• **TASK ITEM**
Scan the entries below for the word "Confédération" and copy every line in which it occurs.

***** RECORDS SUPPLIED

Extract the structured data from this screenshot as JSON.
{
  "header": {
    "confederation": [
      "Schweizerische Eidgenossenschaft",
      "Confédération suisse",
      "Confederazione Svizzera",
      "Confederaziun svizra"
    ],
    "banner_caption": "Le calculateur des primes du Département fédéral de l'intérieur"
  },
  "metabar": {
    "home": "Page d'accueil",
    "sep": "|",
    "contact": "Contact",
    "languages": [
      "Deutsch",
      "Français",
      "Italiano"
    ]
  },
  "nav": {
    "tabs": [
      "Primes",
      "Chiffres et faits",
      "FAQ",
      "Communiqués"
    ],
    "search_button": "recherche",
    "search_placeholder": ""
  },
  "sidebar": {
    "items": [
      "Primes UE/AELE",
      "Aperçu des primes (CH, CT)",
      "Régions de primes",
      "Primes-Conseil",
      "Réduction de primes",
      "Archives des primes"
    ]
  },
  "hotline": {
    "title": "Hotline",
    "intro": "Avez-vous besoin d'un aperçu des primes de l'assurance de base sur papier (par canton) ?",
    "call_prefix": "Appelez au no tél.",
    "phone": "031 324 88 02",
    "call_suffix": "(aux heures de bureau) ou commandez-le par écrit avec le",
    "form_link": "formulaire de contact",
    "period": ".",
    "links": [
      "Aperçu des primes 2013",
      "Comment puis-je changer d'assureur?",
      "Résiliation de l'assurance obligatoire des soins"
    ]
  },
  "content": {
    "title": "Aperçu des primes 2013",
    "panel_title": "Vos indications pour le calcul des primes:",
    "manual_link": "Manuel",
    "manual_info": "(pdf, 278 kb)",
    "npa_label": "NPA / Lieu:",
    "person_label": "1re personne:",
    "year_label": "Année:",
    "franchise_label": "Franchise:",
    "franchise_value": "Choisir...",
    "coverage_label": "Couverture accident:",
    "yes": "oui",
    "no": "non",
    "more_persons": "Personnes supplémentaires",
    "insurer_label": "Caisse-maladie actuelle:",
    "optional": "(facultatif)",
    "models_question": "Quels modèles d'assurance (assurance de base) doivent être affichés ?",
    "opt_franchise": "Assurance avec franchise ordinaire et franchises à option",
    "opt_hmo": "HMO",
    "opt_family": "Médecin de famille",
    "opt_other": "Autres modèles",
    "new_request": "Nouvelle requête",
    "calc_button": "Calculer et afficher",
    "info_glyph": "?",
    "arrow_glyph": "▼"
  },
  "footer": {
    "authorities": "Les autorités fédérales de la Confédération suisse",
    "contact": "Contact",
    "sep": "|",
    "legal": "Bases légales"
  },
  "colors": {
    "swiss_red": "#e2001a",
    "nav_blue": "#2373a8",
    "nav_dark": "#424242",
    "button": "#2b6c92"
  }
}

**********

• **RESPONSE**
      "Confédération suisse",
    "authorities": "Les autorités fédérales de la Confédération suisse",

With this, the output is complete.